[Entries from a dataset of interfaces]
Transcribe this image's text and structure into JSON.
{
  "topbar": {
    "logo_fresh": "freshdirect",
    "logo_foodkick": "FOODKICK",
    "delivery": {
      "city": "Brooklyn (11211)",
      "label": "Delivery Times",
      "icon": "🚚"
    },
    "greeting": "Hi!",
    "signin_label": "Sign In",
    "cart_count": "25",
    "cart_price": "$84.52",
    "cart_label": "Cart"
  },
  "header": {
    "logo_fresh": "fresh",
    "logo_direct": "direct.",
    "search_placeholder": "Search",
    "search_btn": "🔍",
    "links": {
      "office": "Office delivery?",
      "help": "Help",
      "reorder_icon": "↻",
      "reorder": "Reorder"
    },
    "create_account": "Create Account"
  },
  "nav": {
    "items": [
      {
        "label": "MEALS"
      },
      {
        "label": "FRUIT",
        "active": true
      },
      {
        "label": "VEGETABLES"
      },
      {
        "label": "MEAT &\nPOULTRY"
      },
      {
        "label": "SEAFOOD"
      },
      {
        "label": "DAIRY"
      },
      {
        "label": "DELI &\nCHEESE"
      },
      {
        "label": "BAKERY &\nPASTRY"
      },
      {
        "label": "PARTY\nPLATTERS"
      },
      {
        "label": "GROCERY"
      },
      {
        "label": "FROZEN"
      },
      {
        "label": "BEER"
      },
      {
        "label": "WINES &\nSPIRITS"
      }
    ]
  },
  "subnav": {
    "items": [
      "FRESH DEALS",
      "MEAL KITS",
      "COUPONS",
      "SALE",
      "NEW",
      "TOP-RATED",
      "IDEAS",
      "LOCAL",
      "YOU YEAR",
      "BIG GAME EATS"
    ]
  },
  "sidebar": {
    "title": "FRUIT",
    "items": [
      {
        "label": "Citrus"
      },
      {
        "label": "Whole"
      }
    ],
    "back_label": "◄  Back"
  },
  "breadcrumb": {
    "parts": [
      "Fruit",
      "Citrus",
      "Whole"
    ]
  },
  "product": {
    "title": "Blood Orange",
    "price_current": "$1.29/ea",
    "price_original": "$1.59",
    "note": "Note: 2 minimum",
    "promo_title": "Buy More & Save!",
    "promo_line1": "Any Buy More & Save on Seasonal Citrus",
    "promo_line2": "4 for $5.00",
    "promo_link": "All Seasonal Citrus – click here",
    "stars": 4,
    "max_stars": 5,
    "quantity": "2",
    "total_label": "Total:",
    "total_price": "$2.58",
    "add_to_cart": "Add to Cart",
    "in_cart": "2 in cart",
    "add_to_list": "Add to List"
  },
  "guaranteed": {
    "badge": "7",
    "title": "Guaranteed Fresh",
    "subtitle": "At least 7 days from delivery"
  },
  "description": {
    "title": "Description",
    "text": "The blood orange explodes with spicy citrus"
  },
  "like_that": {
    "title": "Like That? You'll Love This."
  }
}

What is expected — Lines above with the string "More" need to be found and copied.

Result of the task —
    "promo_title": "Buy More & Save!",
    "promo_line1": "Any Buy More & Save on Seasonal Citrus",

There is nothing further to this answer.